Please note: The travel described here occurred in the past. Today, I do not recommend that anyone who is, or may possibly be, pregnant travel to this state. A miscarriage or ectopic pregnancy cannot be safely treated under this state’s current laws. Please care for yourself and travel to places where your life and health are valued.
I’ve visited Yellowstone National Park several times during my adulthood. I’ve crisscrossed the park (see Five Routes Coming And Going from February 2015) and even been joined by my favorite travel buddies (see Photo Op from April 2022). When I am not delighting in the visual splendor, I pop onto the Yellowstone webcams and patiently wait for the next eruption of Old Faithful. I receive tweets from @GeyserNPS letting me know when the next scheduled blast is expected so I can watch the next occurrence as if I am anxiously awaiting the view from the semi-circle of benches in the southwest quadrant of the park.

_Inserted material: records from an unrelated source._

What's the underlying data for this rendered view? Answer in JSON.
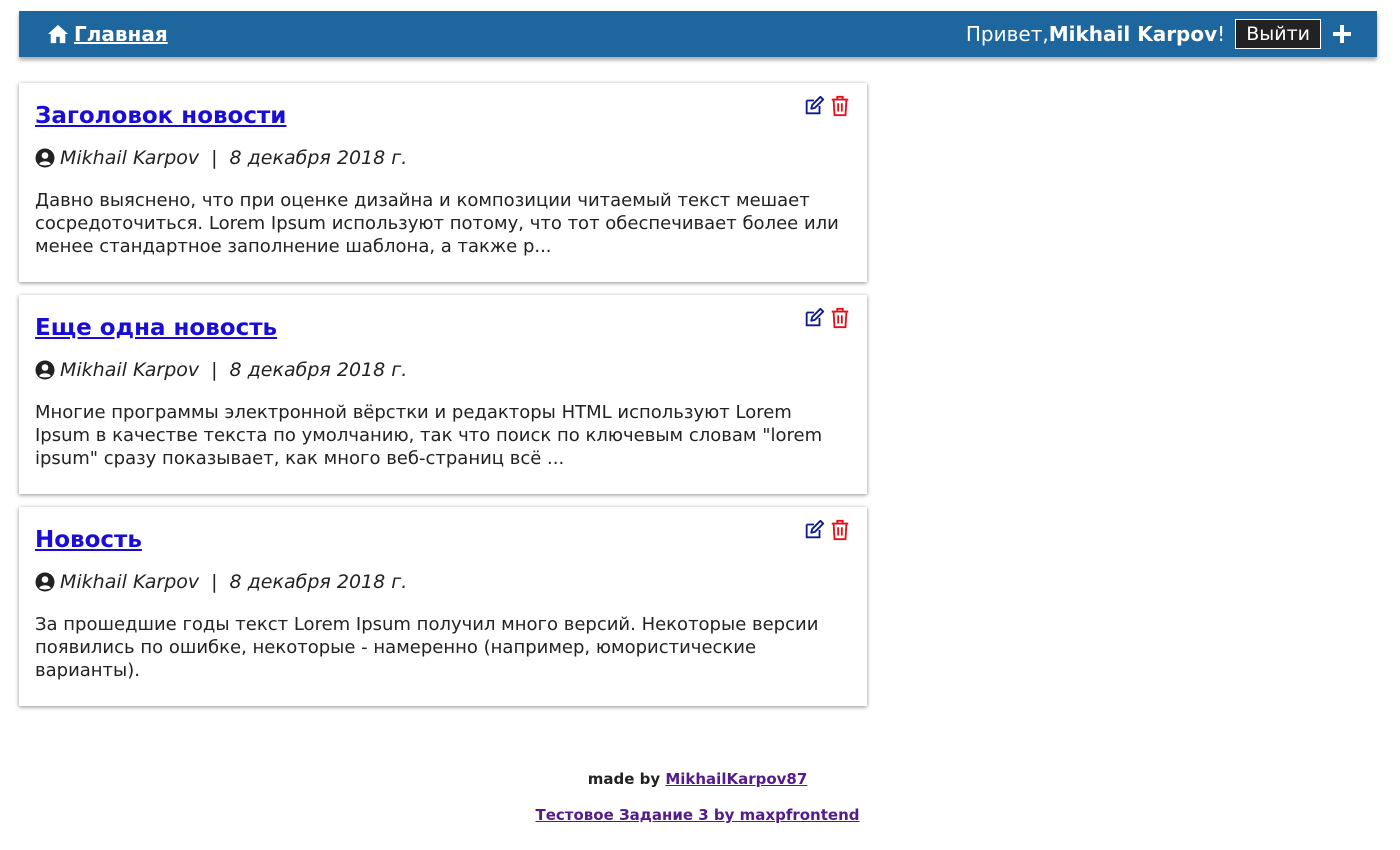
{
  "header": {
    "home_label": "Главная",
    "greeting_prefix": "Привет, ",
    "user_name": "Mikhail Karpov",
    "greeting_suffix": "!",
    "logout_label": "Выйти"
  },
  "colors": {
    "header_bg": "#1d679e",
    "edit_icon": "#0b1a8f",
    "delete_icon": "#e0111b",
    "title_link": "#1a0dd8"
  },
  "posts": [
    {
      "title": "Заголовок новости",
      "author": "Mikhail Karpov",
      "date": "8 декабря 2018 г.",
      "excerpt": "Давно выяснено, что при оценке дизайна и композиции читаемый текст мешает сосредоточиться. Lorem Ipsum используют потому, что тот обеспечивает более или менее стандартное заполнение шаблона, а также р..."
    },
    {
      "title": "Еще одна новость",
      "author": "Mikhail Karpov",
      "date": "8 декабря 2018 г.",
      "excerpt": "Многие программы электронной вёрстки и редакторы HTML используют Lorem Ipsum в качестве текста по умолчанию, так что поиск по ключевым словам \"lorem ipsum\" сразу показывает, как много веб-страниц всё ..."
    },
    {
      "title": "Новость",
      "author": "Mikhail Karpov",
      "date": "8 декабря 2018 г.",
      "excerpt": "За прошедшие годы текст Lorem Ipsum получил много версий. Некоторые версии появились по ошибке, некоторые - намеренно (например, юмористические варианты)."
    }
  ],
  "footer": {
    "made_by": "made by ",
    "author_link": "MikhailKarpov87",
    "project_link": "Тестовое Задание 3 by maxpfrontend"
  }
}
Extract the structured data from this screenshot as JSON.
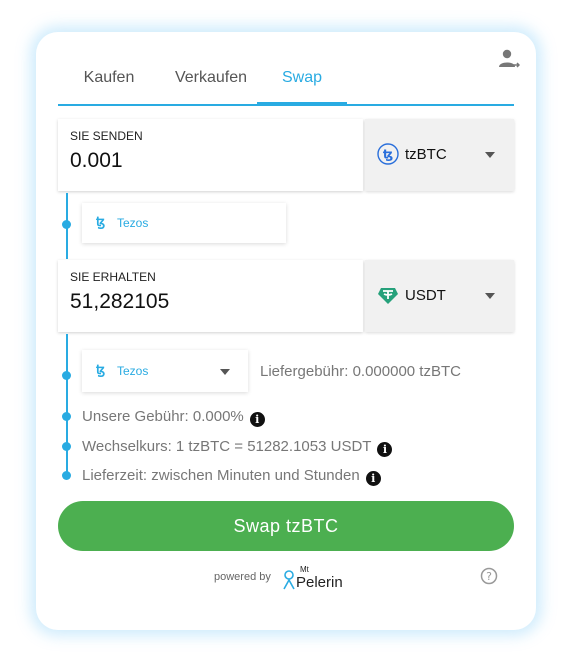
{
  "tabs": [
    {
      "label": "Kaufen"
    },
    {
      "label": "Verkaufen"
    },
    {
      "label": "Swap"
    }
  ],
  "active_tab": "Swap",
  "send": {
    "caption": "SIE SENDEN",
    "amount": "0.001",
    "token": "tzBTC",
    "token_icon": "tzbtc-icon",
    "network": "Tezos"
  },
  "receive": {
    "caption": "SIE ERHALTEN",
    "amount": "51,282105",
    "token": "USDT",
    "token_icon": "usdt-icon",
    "network": "Tezos"
  },
  "info": {
    "delivery_fee": "Liefergebühr: 0.000000 tzBTC",
    "our_fee": "Unsere Gebühr: 0.000%",
    "exchange_rate": "Wechselkurs: 1 tzBTC = 51282.1053 USDT",
    "delivery_time": "Lieferzeit: zwischen Minuten und Stunden"
  },
  "swap_button": "Swap tzBTC",
  "footer": {
    "powered_by": "powered by",
    "logo_top": "Mt",
    "logo_name": "Pelerin"
  },
  "colors": {
    "accent": "#29abe2",
    "button": "#4caf50",
    "usdt": "#26a17b"
  }
}
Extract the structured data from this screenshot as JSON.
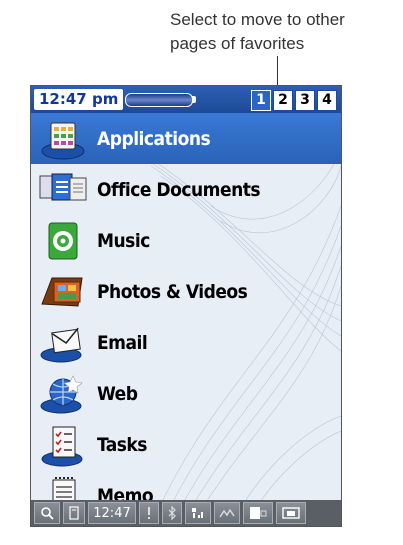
{
  "annotation": {
    "line1": "Select to move to other",
    "line2": "pages of favorites"
  },
  "status": {
    "time": "12:47 pm",
    "pages": [
      "1",
      "2",
      "3",
      "4"
    ],
    "active_page": "1"
  },
  "favorites": [
    {
      "label": "Applications",
      "icon": "applications-icon",
      "selected": true
    },
    {
      "label": "Office Documents",
      "icon": "office-documents-icon",
      "selected": false
    },
    {
      "label": "Music",
      "icon": "music-icon",
      "selected": false
    },
    {
      "label": "Photos & Videos",
      "icon": "photos-videos-icon",
      "selected": false
    },
    {
      "label": "Email",
      "icon": "email-icon",
      "selected": false
    },
    {
      "label": "Web",
      "icon": "web-icon",
      "selected": false
    },
    {
      "label": "Tasks",
      "icon": "tasks-icon",
      "selected": false
    },
    {
      "label": "Memo",
      "icon": "memo-icon",
      "selected": false
    }
  ],
  "taskbar": {
    "time": "12:47",
    "icons": [
      "search-icon",
      "phone-icon",
      "alert-icon",
      "bluetooth-icon",
      "signal-icon",
      "data-icon",
      "device-icon",
      "screen-icon"
    ]
  },
  "colors": {
    "status_bar": "#1d4a98",
    "selection": "#2a62b8",
    "taskbar": "#5a5f66"
  }
}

I recall the time I watched online as a couple watched the eruption by themselves. What a treat it must have been for them. I watch in the winter when no one wants to be pummeled by the coldest wind blasting against the trees and hills and wildlife. I hope to be back before long, and often worry that I may never return. A beckoning reaches out to me wherever I am whispering, “We’re all still here. Come see us. Faithfully yours, Yellowstone.” It’s not that I don’t answer, it’s just that my voice isn’t as clear and America’s first national park likely has oodles of distant voices responding with hopeful promise that they will visit in person. Soon. One day. Eventually. What a travesty it must be for all the voices who have never seen its glory and don’t know to answer.
My second visit to Yellowstone wandered through the marvelous middle. My third visit wasn’t even as a delighted tourist, but merely a passer-through. I felt guilty for not stopping, or seeing, or savoring the scenery. I spent a few dollars and a few minutes. I did not gaze on the Grand Canyon of the Yellowstone. I didn’t watch the bison graze. I did not witness new rocks being formed by the drippings at Mammoth Springs. I didn’t watch the water fall there, or over there, or especially there. I wish I could have stayed the rest of the day, or a month, but the road ahead also called to me.
On my most recent visit, I choose to make up for lost time. I cross the Continental Divide. I see the spectrum of colors in the pools. I watch Old Faithful blast its water and steam skyward. I see the plunging flow of the river at the far end of the canyon. I watch the sun throw long shadows across the charred forest. I see the yellow rocks sloping towards the floor below me, or perhaps climbing up to greet me. I see the breeze brush against the grass in the meadow. I watch other tourists get too close to the wildlife. I stroll the boardwalks remembering past visits, and hoping for future explorations. I am faithfully yours.